## What the exercise asks
What is wanted is the full listing, word for word, without its pictures.

Start of Exercise materials

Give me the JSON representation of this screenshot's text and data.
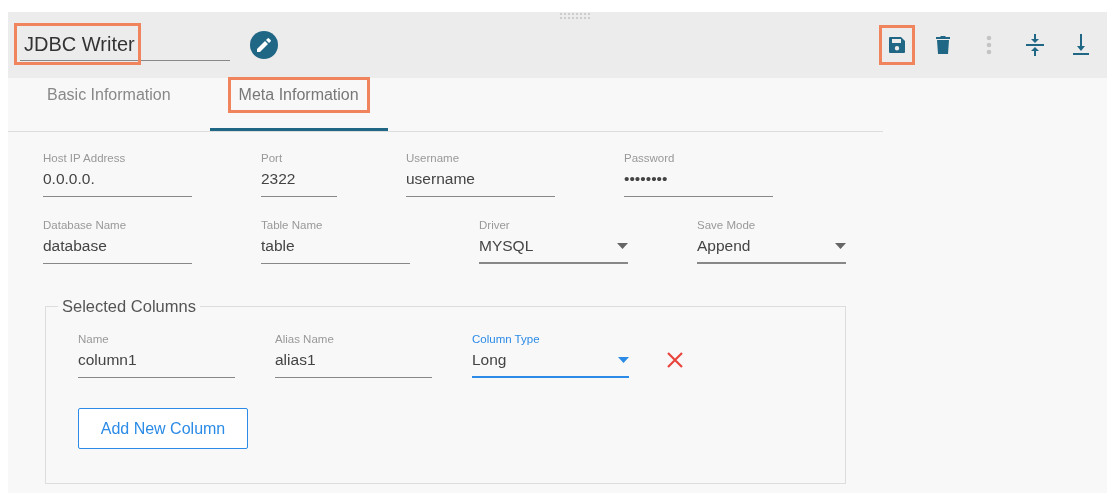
{
  "header": {
    "title": {
      "value": "JDBC Writer",
      "highlighted": true
    },
    "toolbar": [
      {
        "kind": "save",
        "highlighted": true,
        "disabled": false
      },
      {
        "kind": "delete",
        "highlighted": false,
        "disabled": false
      },
      {
        "kind": "more",
        "highlighted": false,
        "disabled": true
      },
      {
        "kind": "collapse",
        "highlighted": false,
        "disabled": false
      },
      {
        "kind": "download",
        "highlighted": false,
        "disabled": false
      }
    ]
  },
  "tabs": [
    {
      "label": "Basic Information",
      "selected": false,
      "highlighted": false
    },
    {
      "label": "Meta Information",
      "selected": true,
      "highlighted": true
    }
  ],
  "form": {
    "rows": [
      [
        {
          "label": "Host IP Address",
          "value": "0.0.0.0.",
          "kind": "text"
        },
        {
          "label": "Port",
          "value": "2322",
          "kind": "text"
        },
        {
          "label": "Username",
          "value": "username",
          "kind": "text"
        },
        {
          "label": "Password",
          "value": "••••••••",
          "kind": "password"
        }
      ],
      [
        {
          "label": "Database Name",
          "value": "database",
          "kind": "text"
        },
        {
          "label": "Table Name",
          "value": "table",
          "kind": "text"
        },
        {
          "label": "Driver",
          "value": "MYSQL",
          "kind": "select"
        },
        {
          "label": "Save Mode",
          "value": "Append",
          "kind": "select"
        }
      ]
    ]
  },
  "selected_columns": {
    "legend": "Selected Columns",
    "rows": [
      [
        {
          "label": "Name",
          "value": "column1",
          "kind": "text",
          "focused": false
        },
        {
          "label": "Alias Name",
          "value": "alias1",
          "kind": "text",
          "focused": false
        },
        {
          "label": "Column Type",
          "value": "Long",
          "kind": "select",
          "focused": true
        }
      ]
    ],
    "add_button": "Add New Column"
  }
}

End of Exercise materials

## Response area
Give me the JSON representation of this screenshot's text and data.
{
  "header": {
    "title": {
      "value": "JDBC Writer",
      "highlighted": true
    },
    "toolbar": [
      {
        "kind": "save",
        "highlighted": true,
        "disabled": false
      },
      {
        "kind": "delete",
        "highlighted": false,
        "disabled": false
      },
      {
        "kind": "more",
        "highlighted": false,
        "disabled": true
      },
      {
        "kind": "collapse",
        "highlighted": false,
        "disabled": false
      },
      {
        "kind": "download",
        "highlighted": false,
        "disabled": false
      }
    ]
  },
  "tabs": [
    {
      "label": "Basic Information",
      "selected": false,
      "highlighted": false
    },
    {
      "label": "Meta Information",
      "selected": true,
      "highlighted": true
    }
  ],
  "form": {
    "rows": [
      [
        {
          "label": "Host IP Address",
          "value": "0.0.0.0.",
          "kind": "text"
        },
        {
          "label": "Port",
          "value": "2322",
          "kind": "text"
        },
        {
          "label": "Username",
          "value": "username",
          "kind": "text"
        },
        {
          "label": "Password",
          "value": "••••••••",
          "kind": "password"
        }
      ],
      [
        {
          "label": "Database Name",
          "value": "database",
          "kind": "text"
        },
        {
          "label": "Table Name",
          "value": "table",
          "kind": "text"
        },
        {
          "label": "Driver",
          "value": "MYSQL",
          "kind": "select"
        },
        {
          "label": "Save Mode",
          "value": "Append",
          "kind": "select"
        }
      ]
    ]
  },
  "selected_columns": {
    "legend": "Selected Columns",
    "rows": [
      [
        {
          "label": "Name",
          "value": "column1",
          "kind": "text",
          "focused": false
        },
        {
          "label": "Alias Name",
          "value": "alias1",
          "kind": "text",
          "focused": false
        },
        {
          "label": "Column Type",
          "value": "Long",
          "kind": "select",
          "focused": true
        }
      ]
    ],
    "add_button": "Add New Column"
  }
}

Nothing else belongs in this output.